While there is a strong pro bono tradition at Morrison & Foerster, the practice refuses to rest on its laurels. There is a constant focus on engaging lawyers throughout their careers to ensure the next generation of leaders pledges the same level of commitment. Brown recalls several changes she has observed since entering the field in 2008 to manage the firm’s east coast pro bono activities, one of which is the “increased efforts to connect pro bono at firms with pro bono at corporate legal departments”.
Recently, the firm has been co-counselling a start-up social enterprise that links international volunteers from around the world with micro-entrepreneurs in Africa, in order to help grow innovative businesses that create jobs, on how to best protect IP created by its employees, contractors and volunteers. Morrison & Foerster has been collaborating with its client Unisys on the project; as London-based associate Caroline Stakim explains, “The partnership has worked well and it has been great to have the input of in-house lawyers who are able to offer an alternative view and perspective on both the potential legal and non-legal issues that can arise.”
Pavel Klimov, general counsel for the UK and EMEA at Unisys explains working with law firms on projects provides “greater opportunities to engage in pro-bono work” and that “cooperation on these matters has always been very productive”. For the legal department, the experience is both “rewarding from the social perspective as well as… professionally interesting”.
For every practice, no matter its success, there are areas for improvement and further growth. For Morrison & Foerster the focus is on continuing to balance the pro bono practice with large-impact litigation cases, individual representation for poor people, non-litigation individual services, and transactional pro bono for non-profit organisations and social enterprises. For Brown, her personal goals are to “engage our transactional practices in pro bono work and to increase direct legal representation of low-income individuals”. She says, “Sophisticated and complex transactional pro bono matters are among the most challenging projects to identify.” But she adds: “The efforts made by some of the international clearing houses to engage private practice lawyers in helping social enterprises worldwide have been really helpful in providing these opportunities.” Increasing the involvement of offices outside of the US is also an aim whether that be in local projects or multi-office projects.
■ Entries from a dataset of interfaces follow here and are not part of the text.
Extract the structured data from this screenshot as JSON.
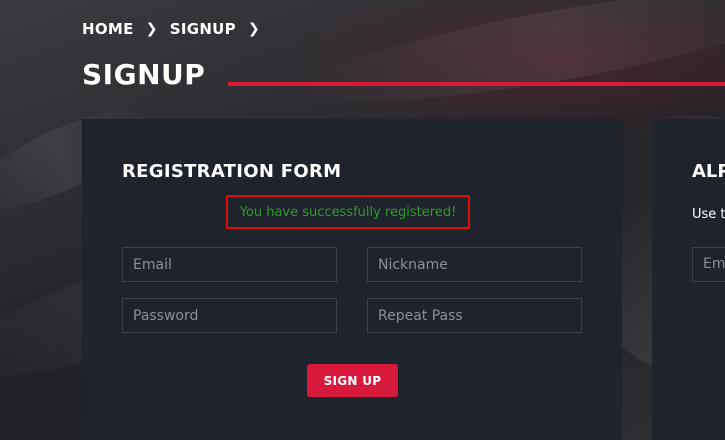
{
  "breadcrumb": {
    "home": "HOME",
    "signup": "SIGNUP"
  },
  "page": {
    "title": "SIGNUP"
  },
  "registration": {
    "title": "REGISTRATION FORM",
    "success_message": "You have successfully registered!",
    "email_placeholder": "Email",
    "nickname_placeholder": "Nickname",
    "password_placeholder": "Password",
    "repeat_placeholder": "Repeat Pass",
    "submit_label": "SIGN UP"
  },
  "right_panel": {
    "title": "ALP",
    "text": "Use t",
    "field_placeholder": "Ema"
  },
  "colors": {
    "accent": "#d71a3c",
    "panel": "#1f232b",
    "success": "#2f9a2f",
    "highlight": "#e00b0b"
  },
  "icons": {
    "breadcrumb_separator": "chevron-right-icon"
  }
}
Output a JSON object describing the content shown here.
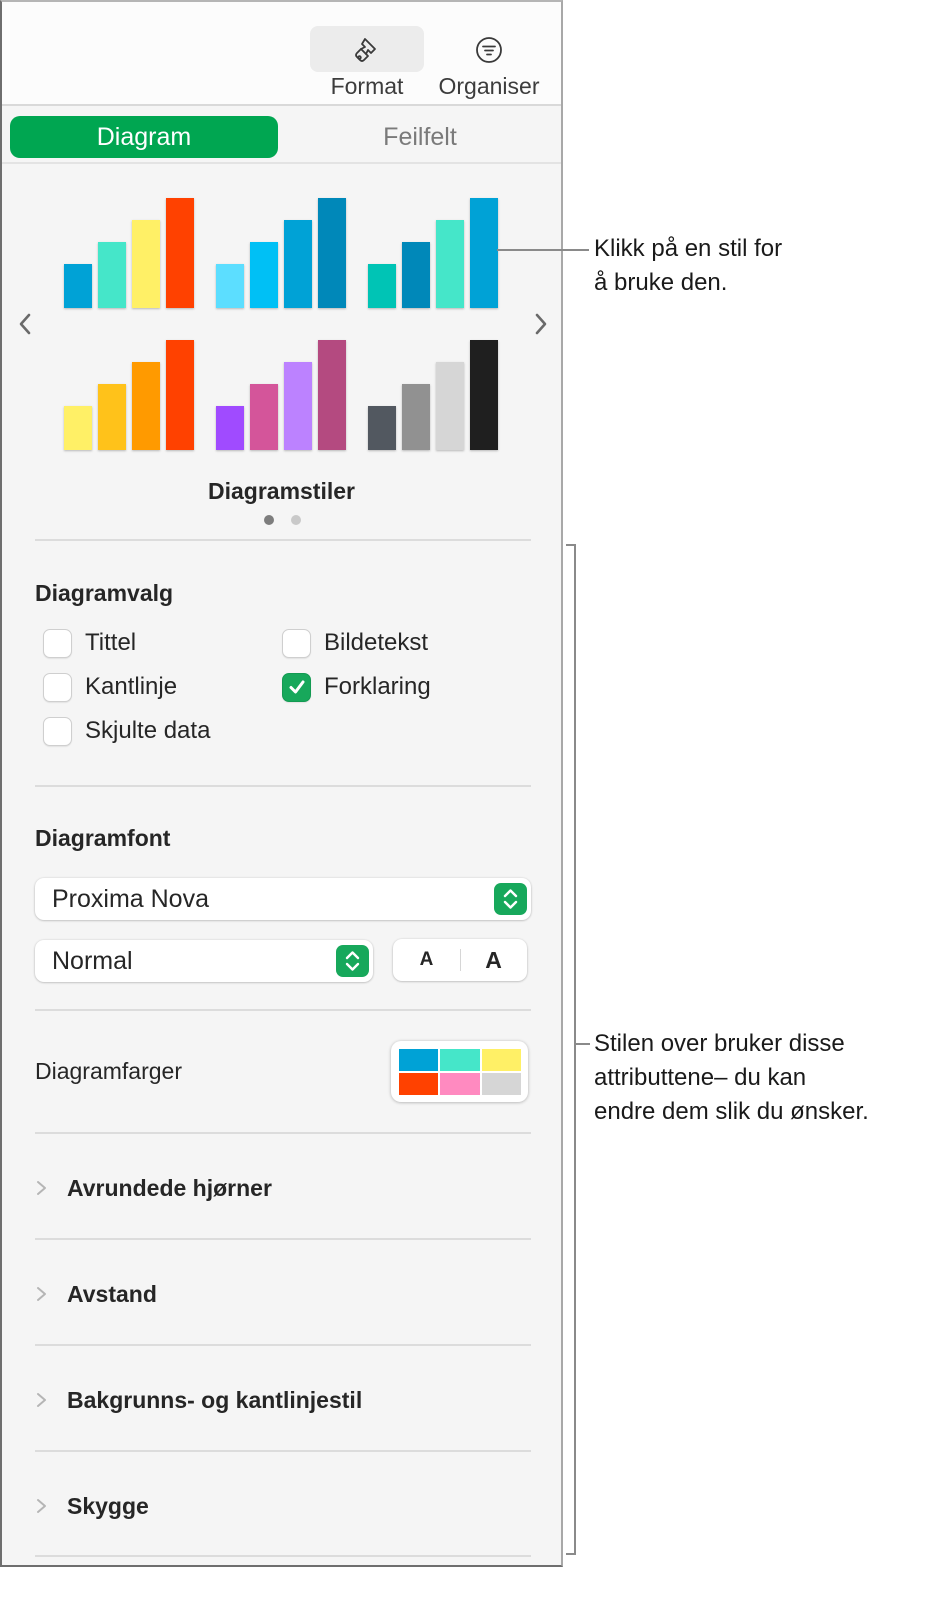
{
  "toolbar": {
    "format_label": "Format",
    "organise_label": "Organiser"
  },
  "tabs": [
    {
      "label": "Diagram",
      "active": true
    },
    {
      "label": "Feilfelt",
      "active": false
    }
  ],
  "chart_styles": {
    "caption": "Diagramstiler",
    "page": 1,
    "page_count": 2,
    "swatches": [
      {
        "colors": [
          "#00a2d6",
          "#45e6c9",
          "#fff066",
          "#ff4100"
        ]
      },
      {
        "colors": [
          "#5cdeff",
          "#00c0f5",
          "#00a2d6",
          "#0088b9"
        ]
      },
      {
        "colors": [
          "#00c4b5",
          "#0088b9",
          "#45e6c9",
          "#00a2d6"
        ]
      },
      {
        "colors": [
          "#fff066",
          "#ffc21a",
          "#ff9a00",
          "#ff4100"
        ]
      },
      {
        "colors": [
          "#a04bff",
          "#d4559a",
          "#bc82ff",
          "#b44a80"
        ]
      },
      {
        "colors": [
          "#525860",
          "#919191",
          "#d6d6d6",
          "#1f1f1f"
        ]
      }
    ],
    "bar_values": [
      1,
      1.5,
      2,
      2.5
    ]
  },
  "chart_options": {
    "title": "Diagramvalg",
    "checkboxes": [
      {
        "label": "Tittel",
        "checked": false
      },
      {
        "label": "Bildetekst",
        "checked": false
      },
      {
        "label": "Kantlinje",
        "checked": false
      },
      {
        "label": "Forklaring",
        "checked": true
      },
      {
        "label": "Skjulte data",
        "checked": false
      }
    ]
  },
  "chart_font": {
    "title": "Diagramfont",
    "font_family": "Proxima Nova",
    "font_style": "Normal",
    "decrease_label": "A",
    "increase_label": "A"
  },
  "chart_colors": {
    "label": "Diagramfarger",
    "colors": [
      "#00a2d6",
      "#45e6c9",
      "#fff066",
      "#ff4100",
      "#ff8ac0",
      "#d6d6d6"
    ]
  },
  "disclosures": [
    {
      "label": "Avrundede hjørner"
    },
    {
      "label": "Avstand"
    },
    {
      "label": "Bakgrunns- og kantlinjestil"
    },
    {
      "label": "Skygge"
    }
  ],
  "callouts": {
    "styles": [
      "Klikk på en stil for",
      "å bruke den."
    ],
    "attributes": [
      "Stilen over bruker disse",
      "attributtene– du kan",
      "endre dem slik du ønsker."
    ]
  },
  "accent_color": "#00a651"
}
Returning to Brown’s own description of the practice, it is the “enduring and flexible” principles on which the practice is built that will see it move into the future with continued success leaving a lasting impact on the communities and individuals aided along the way.